Shopwise Alabang, the first in a chain of 13 hypermarkets that opened 16 years ago, was relaunched early this month as part of Rustan’s Supercenters Inc.’s (RSCI) efforts to be more responsive to changing consumer needs.
A “hypermarket” combines a supermarket and a department store.
The two-story Alabang Hypermarket has consolidated its operations into a single but bigger area on the ground floor.
To accommodate key sections, the floor area has been extended to the back while removing slow-selling items and beefing up fast-moving ones.
In lieu of the small gourmet restaurant and coffee shop near the fresh section, there’s now a smaller in-house Mongolian food stall near the store’s entrance, which shares space with other tenants selling different food items.
Gone, too, is a pair of elevated “walkalators” in the central area leading to the second floor.
This is to maximize space and streamline the hypermarket’s products with a better layout.
Beyond the physical
The changes go beyond the physical. Shopwise now caters to a broader market, while sister chain Rustan’s Supermarket addresses the needs of a high-end clientele.
RSCI chief operating officer Pierre Deplanck said, “Now it’s very clear. Rustan’s is up-market, while Shopwise is mass market.”
Apart from selling groceries and fresh produce, Shopwise also has dry goods such as clothes, footwear, furniture and home items, children’s toys and consumer electronics.
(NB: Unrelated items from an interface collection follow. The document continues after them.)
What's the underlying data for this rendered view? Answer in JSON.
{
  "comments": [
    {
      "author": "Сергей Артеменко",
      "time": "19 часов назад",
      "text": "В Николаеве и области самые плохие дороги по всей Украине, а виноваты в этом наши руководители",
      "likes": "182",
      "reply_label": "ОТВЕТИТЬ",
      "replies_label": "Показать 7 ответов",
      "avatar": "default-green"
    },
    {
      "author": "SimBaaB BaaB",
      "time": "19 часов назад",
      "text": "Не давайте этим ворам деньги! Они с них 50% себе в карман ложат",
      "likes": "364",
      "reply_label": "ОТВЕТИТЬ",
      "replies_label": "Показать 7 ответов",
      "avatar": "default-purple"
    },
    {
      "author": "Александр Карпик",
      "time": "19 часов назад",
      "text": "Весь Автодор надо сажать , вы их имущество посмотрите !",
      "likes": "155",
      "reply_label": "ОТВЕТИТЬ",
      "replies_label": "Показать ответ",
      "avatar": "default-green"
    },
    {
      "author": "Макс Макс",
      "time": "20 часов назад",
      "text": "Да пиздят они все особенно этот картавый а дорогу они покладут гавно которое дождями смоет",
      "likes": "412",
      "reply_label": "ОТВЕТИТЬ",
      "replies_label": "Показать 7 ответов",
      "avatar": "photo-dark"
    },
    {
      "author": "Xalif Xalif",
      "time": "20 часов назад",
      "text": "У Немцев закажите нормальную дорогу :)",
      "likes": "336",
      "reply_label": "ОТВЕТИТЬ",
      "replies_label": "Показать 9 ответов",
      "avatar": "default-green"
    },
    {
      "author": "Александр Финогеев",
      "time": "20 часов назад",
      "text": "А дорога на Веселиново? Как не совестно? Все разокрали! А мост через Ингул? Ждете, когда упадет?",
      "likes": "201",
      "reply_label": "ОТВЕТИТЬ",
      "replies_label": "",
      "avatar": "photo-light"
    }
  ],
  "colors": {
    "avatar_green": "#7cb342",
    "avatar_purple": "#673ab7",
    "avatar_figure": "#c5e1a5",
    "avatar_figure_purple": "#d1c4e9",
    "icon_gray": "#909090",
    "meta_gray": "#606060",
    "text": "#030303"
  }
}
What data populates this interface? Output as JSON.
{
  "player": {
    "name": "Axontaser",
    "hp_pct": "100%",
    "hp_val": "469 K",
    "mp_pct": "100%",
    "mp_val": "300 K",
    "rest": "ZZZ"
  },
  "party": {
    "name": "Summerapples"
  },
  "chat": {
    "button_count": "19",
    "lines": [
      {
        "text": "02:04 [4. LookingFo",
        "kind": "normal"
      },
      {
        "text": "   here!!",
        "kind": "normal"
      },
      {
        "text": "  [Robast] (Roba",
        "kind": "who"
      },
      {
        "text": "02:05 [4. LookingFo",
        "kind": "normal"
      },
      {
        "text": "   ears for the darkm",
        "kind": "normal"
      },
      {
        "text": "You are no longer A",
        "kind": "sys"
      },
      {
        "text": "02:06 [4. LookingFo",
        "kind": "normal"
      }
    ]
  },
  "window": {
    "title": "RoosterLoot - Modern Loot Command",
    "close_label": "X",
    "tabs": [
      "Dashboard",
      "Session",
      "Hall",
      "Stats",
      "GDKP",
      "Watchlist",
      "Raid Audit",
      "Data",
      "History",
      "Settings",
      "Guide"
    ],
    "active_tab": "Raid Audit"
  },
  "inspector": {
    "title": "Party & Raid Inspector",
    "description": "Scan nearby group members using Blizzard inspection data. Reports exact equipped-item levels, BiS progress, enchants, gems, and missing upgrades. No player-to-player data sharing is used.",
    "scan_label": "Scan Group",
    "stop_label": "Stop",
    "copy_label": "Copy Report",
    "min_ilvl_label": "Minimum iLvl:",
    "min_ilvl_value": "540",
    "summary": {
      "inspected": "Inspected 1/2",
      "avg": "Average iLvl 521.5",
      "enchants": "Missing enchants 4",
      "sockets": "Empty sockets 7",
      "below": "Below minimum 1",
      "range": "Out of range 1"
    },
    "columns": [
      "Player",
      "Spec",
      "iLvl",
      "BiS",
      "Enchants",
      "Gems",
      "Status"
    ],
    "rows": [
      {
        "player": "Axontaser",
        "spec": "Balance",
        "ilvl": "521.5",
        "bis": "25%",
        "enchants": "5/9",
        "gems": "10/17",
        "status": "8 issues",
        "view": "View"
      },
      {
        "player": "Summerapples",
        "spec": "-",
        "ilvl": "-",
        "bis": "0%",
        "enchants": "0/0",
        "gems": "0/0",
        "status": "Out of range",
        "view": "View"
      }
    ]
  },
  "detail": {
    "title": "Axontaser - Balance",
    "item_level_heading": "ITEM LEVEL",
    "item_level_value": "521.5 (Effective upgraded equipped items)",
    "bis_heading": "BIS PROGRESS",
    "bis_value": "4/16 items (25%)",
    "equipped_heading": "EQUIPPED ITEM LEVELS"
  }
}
“We’ve retained and even made improvements in our fresh section, which is our pride,” said Deplanck. “Unlike some stores, we manage everything ourselves. We don’t have concessionaires. Instead we buy directly from sources.”
Such a system allows Shopwise to control the quality of its inventory. By eliminating middlemen, the chain is able to get the best fresh items for its stores at the cheapest prices.
“We give back that savings to our customers in the form of lower prices,” said Deplanck.
Regular customers will find the best locally produced products, from canned goods to bottled shampoos and packed detergents from the biggest national and multinational companies, are still there.
Shopwise has also beefed up the variety of items under Surebuy, its corporate in-house brand.
“Surebuy has all the essentials like cooking oil, sugar, eggs, noodles, toilet paper and many more,” said Deplanck. “They are 20- to 30-percent cheaper than leading brands, but their quality is still the same. That is something we don’t compromise on.”
Produced by different companies based on Shopwise’s specifications, Surebuy products can match or even surpass the quality of not a few leading brands.
Repositioning also meant streamlining the lineup of imported items. Its wine selection, for instance, has mostly mid-priced entry-level brands from reputable wineries.
A more premium variety of imported products, apart from wines and spirits, is at Rustan’s Supermarket. In Alabang, there’s Rustan’s Supermarket by the entrance of Evia City on Daang Hari road.
Deplanck summed up Shopwise’s new philosophy as “better, simpler, cheaper.”
He explained: “It’s better for our target market, simpler for our people to operate and maintain, and results in cheaper buys for our customers.”
Consumers can also benefit from economies of scale since RSCI is now a joint venture between the Tantoco family and Dairy Farm, the huge company behind a network of regional retail players such as Giant, Wellcome and 360.
“For instance, through Dairy Farm, we have access to the best fresh and chilled meat from an Australian farm called Harvey,” said Deplanck “Since we’re buying for 6,000 stores all over Asia, we have clout and the economies of scale to get the best and the cheapest prices. Again, we put back the savings we get to our customers.”
The Tantoco family’s joint venture with Dairy Farm also means access to cheap but quality home necessities such ironing boards, cooking utensils, storage boxes, cleaning products and food items.
“Based on its quality, an ironing board, for example, has a market price ranging from P900 to P1,000,” said Deplanck. “Since Shopwise is now part of the Dairy Farm group, we are able to sell it at only P299.”
The Alabang branch’s relaunch is significant also because it’s one of the chain’s biggest in terms of store area and revenue.
And perhaps, for sentimental reasons, Shopwise Alabang is RSCI’s first foray into hypermarkets when almost all of its competitors back then were still stuck in the supermarket model. It’s only right that big changes and improvements should start with the first store, said Deplanck.